The rug you’re standing on gets yanked – do you falter and fall?

Sports life lessons mantra pressed into reality check
May 22, 2020

Pulling the rug - Pets and throw rugs account for most unplanned orthopedic surgeries. College athletic  departments under orders from boards of directors sometimes pull rugs from underneath entire programs. The rug is not actually pulled, more metaphorically yanked. Temple axed seven programs in December 2013. All the athletes on campus were called to a mass meeting; no one knew what was coming but they quickly figured it out. Anna Frederick was a freshman scholarshipped lacrosse player sitting in that sea of faces. Young, accomplished college students at the top of their games were getting a dose of a reality they didn’t even know was in play. Gone were baseball, softball, men’s crew, men’s gymnastics, men’s indoor and outdoor track, and women’s rowing. Crew came back when some rich alumnus volunteered to fund it. In 2011, the University of  Delaware reclassified men’s cross country and men’s outdoor track and field as club teams. Furman University, a Division I school in South Carolina, announced May 19 it was dropping men’s lacrosse and varsity baseball, citing financial hardships incurred as a result of the pandemic. Tucker Brown of Rehoboth, son of Doug and Diane Brown and a Worcester Prep grad, was a sophomore on the Paladins lacrosse squad. Regan Lingo, daughter of Ann and Derek of Rehoboth, is a junior lacrosse player at Furman. Sophie Brennan and Meg Lingo out of Worcester are both former lacrosse players at Furman. We all know that  academics is more important than athletics, but it’s also interesting how many decide, “I ain’t staying here.”  

Help me raise money - I won’t donate money toward a marathon run in a faraway place by a local person who lives in my village. You want to go to Australia to run a marathon while raising money for leukemia, well, that's a noble undertaking and good luck with that, but for me I’d rather find a local family dealing with the disease and give the money straight to them. The pandemic and plunging stock market have made fundraising monies and college endowment monies start to disappear like Charmin off the back of a parked Walmart truck. I think a series of “let us race, get out of our face” distance runs could raise all kinds of money to give away to groups that really need it.

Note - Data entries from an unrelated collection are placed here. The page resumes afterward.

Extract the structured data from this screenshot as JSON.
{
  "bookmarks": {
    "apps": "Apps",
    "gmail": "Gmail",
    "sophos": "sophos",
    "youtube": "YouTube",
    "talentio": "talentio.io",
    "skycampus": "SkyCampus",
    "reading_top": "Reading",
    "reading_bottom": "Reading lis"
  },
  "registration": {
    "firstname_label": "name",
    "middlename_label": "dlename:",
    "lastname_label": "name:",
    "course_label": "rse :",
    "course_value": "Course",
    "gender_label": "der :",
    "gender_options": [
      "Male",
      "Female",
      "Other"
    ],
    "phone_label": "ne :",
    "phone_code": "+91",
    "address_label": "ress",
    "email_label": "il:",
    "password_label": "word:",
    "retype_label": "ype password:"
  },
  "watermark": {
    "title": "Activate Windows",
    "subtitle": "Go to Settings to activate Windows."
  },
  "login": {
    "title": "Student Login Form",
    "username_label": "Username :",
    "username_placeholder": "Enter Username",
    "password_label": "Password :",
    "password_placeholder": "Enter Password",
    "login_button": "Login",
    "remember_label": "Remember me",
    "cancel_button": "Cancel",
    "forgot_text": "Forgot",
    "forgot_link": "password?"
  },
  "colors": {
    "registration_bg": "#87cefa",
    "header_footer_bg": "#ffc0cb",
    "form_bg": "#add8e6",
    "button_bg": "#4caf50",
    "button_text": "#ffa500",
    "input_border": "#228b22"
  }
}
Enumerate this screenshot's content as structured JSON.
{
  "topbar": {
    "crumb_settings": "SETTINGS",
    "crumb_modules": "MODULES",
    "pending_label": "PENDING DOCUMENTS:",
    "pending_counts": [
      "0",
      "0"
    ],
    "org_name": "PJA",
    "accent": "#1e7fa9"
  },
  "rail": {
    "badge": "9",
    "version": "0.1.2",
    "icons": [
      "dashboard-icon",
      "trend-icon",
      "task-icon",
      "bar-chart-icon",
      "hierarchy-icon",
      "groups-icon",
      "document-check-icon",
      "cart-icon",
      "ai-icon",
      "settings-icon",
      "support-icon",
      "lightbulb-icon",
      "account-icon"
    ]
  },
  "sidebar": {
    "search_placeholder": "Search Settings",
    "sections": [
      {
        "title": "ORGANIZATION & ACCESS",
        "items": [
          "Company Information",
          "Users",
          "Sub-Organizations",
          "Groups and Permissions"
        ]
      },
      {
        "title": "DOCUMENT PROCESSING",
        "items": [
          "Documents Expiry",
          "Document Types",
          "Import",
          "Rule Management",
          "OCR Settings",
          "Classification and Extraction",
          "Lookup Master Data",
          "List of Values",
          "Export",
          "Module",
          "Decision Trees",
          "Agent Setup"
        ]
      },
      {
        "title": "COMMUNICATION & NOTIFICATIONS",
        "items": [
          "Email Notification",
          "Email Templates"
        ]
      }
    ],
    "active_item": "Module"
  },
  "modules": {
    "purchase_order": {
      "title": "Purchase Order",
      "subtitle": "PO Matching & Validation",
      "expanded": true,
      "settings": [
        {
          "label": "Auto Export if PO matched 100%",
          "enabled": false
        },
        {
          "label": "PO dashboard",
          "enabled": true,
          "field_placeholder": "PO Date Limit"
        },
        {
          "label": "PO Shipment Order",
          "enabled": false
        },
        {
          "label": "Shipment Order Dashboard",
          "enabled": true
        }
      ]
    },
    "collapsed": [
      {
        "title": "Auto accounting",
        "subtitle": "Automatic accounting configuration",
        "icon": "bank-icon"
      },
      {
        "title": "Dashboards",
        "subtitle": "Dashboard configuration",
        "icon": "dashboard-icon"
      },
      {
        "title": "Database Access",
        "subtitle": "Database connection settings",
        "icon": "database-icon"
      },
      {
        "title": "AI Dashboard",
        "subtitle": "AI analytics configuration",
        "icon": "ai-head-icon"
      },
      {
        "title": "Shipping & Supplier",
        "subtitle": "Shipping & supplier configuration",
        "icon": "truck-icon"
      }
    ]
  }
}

Challenging nature - Humans have always been pushing themselves up mountains, sailing through raging seas, rushing into wildfires, trekking across deserts and frozen continents. I see all this stuff as falling into the athletic realm. Some people have a game-day approach to life, often throwing common sense and themselves to the side of the road. Last Tuesday there were small-craft warnings at sea and high-profile vehicle warnings on bridges. The sea gets angry and all crafts become small – don't even bother measuring; you're tossed like a cherry tomato in a garden salad. I watched the pilot launch leave the dock in the canal in Lewes to deliver the pilot to a ship beyond the Ice Breakers. Don’t think for a minute that ain’t dangerous, but at least the pilot gets to climb up a wet ladder once he gets out there. And I saw two Army helicopters eggbeating their way to the open bay in 40-knot winds. What could possibly go wrong? Sports teach us not to be overconfident or overly cautious. It's a tough call but when I’m faced with it, I go sit in my truck. 

Players’ coach - The term usually refers to a coach who puts his players above all else, so why isn’t every coach a players’ coach? Because some are cocky, others are lazy, some are abusive, some never give praise or credit, and others just don’t have a clue. Designating a person “coach” gives that person inside access and a level of control over something an athlete cares deeply about, and often their self-identity is wrapped up in their role on a team. And so why don’t “we” continue to coach our coaches and monitor their behavior? The reason is, that type of interference is considered taboo in the business. The assumption is, “Everyone is doing a good job employing their own style,” except that is never 100 percent true. I’m running around this issue like punishment laps after practice. 

Snippets - Coach Jim Alderman, living on the west coast of Florida, rang the bell after his final chemo treatment following exotic surgery. “I’m looking to put some meat back on these bones,'' said Lineman for Life “Boney James.” No doubt, never doubt, without a doubt, Jim will return to cruiser weight. Why not offer an academic/athletic redshirt to all athletes who were “pandemicked” during the 2019-20 school year? Everyone repeats the year without penalty, unless they don’t want to. Relating running to aging: No matter how hard we train, we just slow down, so we get crazier and run farther and swear we love it except, as Junior sang, “The [running] hangovers hurt more than they used to.”  Runners, take your marks. Ready, set – go on now, git.

Subscribe to the Daily Newsletter